“We should be able to handle all types of operations,” he said. “It will also be smaller, and therefore make it possible for nations to [realize] savings, which can be reinvested in other areas.”

The alliance’s defense planning process, Bartels said, is designed to ensure that member nations bring the right forces to the group’s collective military formations.

“We are further refining that, and we may need to adjust that process,” he said.

NATO’s smart defense strategy aims to ensure the alliance can buy as much equipment as possible for the best-possible price and ensure interoperability, Bartels said.

“This will, of course, assist us to be able to cooperate on the future battlefield,” he said.

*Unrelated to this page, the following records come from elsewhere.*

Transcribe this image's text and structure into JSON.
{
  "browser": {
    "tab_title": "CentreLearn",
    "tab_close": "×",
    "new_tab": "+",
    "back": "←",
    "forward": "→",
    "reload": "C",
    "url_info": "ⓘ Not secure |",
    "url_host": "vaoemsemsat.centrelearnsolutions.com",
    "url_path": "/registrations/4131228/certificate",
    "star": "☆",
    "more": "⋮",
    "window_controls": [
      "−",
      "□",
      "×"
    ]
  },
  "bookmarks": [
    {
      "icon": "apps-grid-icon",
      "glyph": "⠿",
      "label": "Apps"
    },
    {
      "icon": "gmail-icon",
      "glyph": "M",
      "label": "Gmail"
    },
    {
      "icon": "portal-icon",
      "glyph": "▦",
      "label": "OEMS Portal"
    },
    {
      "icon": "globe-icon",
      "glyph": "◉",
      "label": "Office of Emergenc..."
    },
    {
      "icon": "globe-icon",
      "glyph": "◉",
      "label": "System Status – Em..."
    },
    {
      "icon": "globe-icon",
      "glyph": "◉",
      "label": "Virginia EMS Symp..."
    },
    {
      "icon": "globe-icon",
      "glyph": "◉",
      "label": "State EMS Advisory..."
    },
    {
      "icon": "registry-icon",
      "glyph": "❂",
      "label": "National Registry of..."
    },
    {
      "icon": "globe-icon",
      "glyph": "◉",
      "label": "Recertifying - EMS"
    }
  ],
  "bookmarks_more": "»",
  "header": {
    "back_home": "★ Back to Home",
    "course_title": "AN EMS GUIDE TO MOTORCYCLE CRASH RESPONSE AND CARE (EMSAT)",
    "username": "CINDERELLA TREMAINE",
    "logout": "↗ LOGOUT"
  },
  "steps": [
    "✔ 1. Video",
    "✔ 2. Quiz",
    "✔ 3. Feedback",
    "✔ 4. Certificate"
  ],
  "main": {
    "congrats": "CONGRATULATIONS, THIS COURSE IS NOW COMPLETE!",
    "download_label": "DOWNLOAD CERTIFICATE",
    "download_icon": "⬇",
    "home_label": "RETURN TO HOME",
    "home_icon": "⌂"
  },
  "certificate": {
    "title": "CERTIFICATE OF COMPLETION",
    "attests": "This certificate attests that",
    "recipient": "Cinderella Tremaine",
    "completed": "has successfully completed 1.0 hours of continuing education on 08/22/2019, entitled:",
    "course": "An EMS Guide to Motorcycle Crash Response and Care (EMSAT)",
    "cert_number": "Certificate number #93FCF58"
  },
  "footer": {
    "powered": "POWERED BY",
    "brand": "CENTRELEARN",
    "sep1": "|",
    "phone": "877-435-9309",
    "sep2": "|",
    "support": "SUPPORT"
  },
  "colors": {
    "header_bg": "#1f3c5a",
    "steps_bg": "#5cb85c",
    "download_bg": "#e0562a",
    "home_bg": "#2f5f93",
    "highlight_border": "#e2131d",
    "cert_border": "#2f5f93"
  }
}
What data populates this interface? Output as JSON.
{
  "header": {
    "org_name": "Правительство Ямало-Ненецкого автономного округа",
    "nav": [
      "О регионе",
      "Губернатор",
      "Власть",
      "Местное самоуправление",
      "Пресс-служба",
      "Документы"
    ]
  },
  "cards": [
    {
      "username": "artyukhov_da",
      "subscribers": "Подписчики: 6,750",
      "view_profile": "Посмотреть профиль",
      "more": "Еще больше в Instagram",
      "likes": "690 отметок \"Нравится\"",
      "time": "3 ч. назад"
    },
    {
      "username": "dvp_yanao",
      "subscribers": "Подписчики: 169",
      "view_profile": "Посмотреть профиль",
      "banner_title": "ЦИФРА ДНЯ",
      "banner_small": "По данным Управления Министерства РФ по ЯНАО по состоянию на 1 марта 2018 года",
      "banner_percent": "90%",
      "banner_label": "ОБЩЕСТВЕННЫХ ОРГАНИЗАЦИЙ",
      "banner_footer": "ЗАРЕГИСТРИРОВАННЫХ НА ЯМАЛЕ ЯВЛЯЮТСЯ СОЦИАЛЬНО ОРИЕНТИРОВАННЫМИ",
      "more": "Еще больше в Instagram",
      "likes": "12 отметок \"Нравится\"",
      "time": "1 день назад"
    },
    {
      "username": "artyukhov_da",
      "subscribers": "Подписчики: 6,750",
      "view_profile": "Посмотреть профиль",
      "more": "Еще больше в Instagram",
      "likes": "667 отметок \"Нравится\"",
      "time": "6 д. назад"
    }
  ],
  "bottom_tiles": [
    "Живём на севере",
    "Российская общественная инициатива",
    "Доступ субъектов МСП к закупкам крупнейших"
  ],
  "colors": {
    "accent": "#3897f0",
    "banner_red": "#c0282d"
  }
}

NATO forces in Afghanistan are well-trained, well-equipped and well-led for that specific operation, Bartels said.

“What the future will bring us – well, I don’t think any of us really knows,” he said. “Therefore we have to be ready to handle a broad spectrum of possible types of operation in the future.”

NATO needs to shape its force and equipment buys to support a “strong requirement” for side-by-side operations involving bigger forces, Bartels said. Future NATO military action will be joint and multinational, he noted, and preparing for that means changing mindsets and breaking paradigms to establish a collective approach to defense.

Bartels said he wants summit attendees and NATO leaders to keep in mind that service members are the foundation of the alliance’s success.

“We should never forget that the real work is being done by the men and women of the armed forces, deployed in operations,” he said. “I would like to … express my thanks to them for the work they’re doing.”




All of this week's top headlines to your email every Friday.


 
 

 

Headlines November 21, 2014

News: Dempsey lays groundwork for larger 2016 defense budget - The top U.S. military official on Wednesday made the case for growing the base defense budget significantly over the $535 billion spending cap imposed by Congress for fiscal 2015.   Business: Boeing can bill $61 million that Pentagon withheld for months - The Pentagon withheld $60.5 million...
 
 

News Briefs November 21, 2014

Obama aide: U.S. should look at Ukraine military aid A senior aide of President Barack Obama says he believes the U.S. should consider giving Ukraine lethal, defensive military assistance to get Russia to think twice about its destabilizing behavior. Tony Blinken, the deputy national security adviser, cites serious violations by Russia of agreements not to...
 
 
Air Force photograph by SrA. Divine Cox

Kunsan AB hosts Exercise Max Thunder 14-2

Air Force photograph by SrA. Divine Cox A South Korean air force F-15 Strike Eagle lands Nov. 17, 2014, during Max Thunder 14-2 at Kunsan Air Base, South Korea. U.S. Air Force, Army, Marine Corps and Navy personnel and aircraft...
 

 
LM-facility

Lockheed Martin opens Surface Navy Innovation Center

Lockheed Martin has opened the Surface Navy Innovation Center in Moorestown, N.J., to support the development of new technologies for the U.S. Navy. The SNIC is a research, development and demonstration facility that brings tog...
 
 
raytheon-test

Raytheon successfully demonstrates integrated electronic warfare capabilities

EL SEGUNDO, Calif. – Raytheon, in collaboration with the U.S. Navy, successfully demonstrated an end to end, first of its kind, integrated electronic attack system during flight tests at the Naval Air Weapons Station Chi...
 
 

Three bases identified as F-16 aggressor candidate bases

U.S. Air Force photo by Tech. Sgt. Joseph Swafford Jr. A U.S. Air Force F-16 Fighting Falcon fighter aircraft assigned to the 18th Aggressor Squadron lands at Eielson Air Force Base, Alaska, Oct. 6 during RED FLAG-Alaska 15-1. RF-A is a series of Pacific Air Forces commander-directed field training exercises for U.S. and partner nation...
 




0 Comments


Be the first to comment!


Leave a Reply

Your email address will not be published. Required fields are marked *

You may use these HTML tags and attributes: <a href="" title=""> <abbr title=""> <acronym title=""> <b> <blockquote cite=""> <cite> <code> <del datetime=""> <em> <i> <q cite=""> <strike> <strong>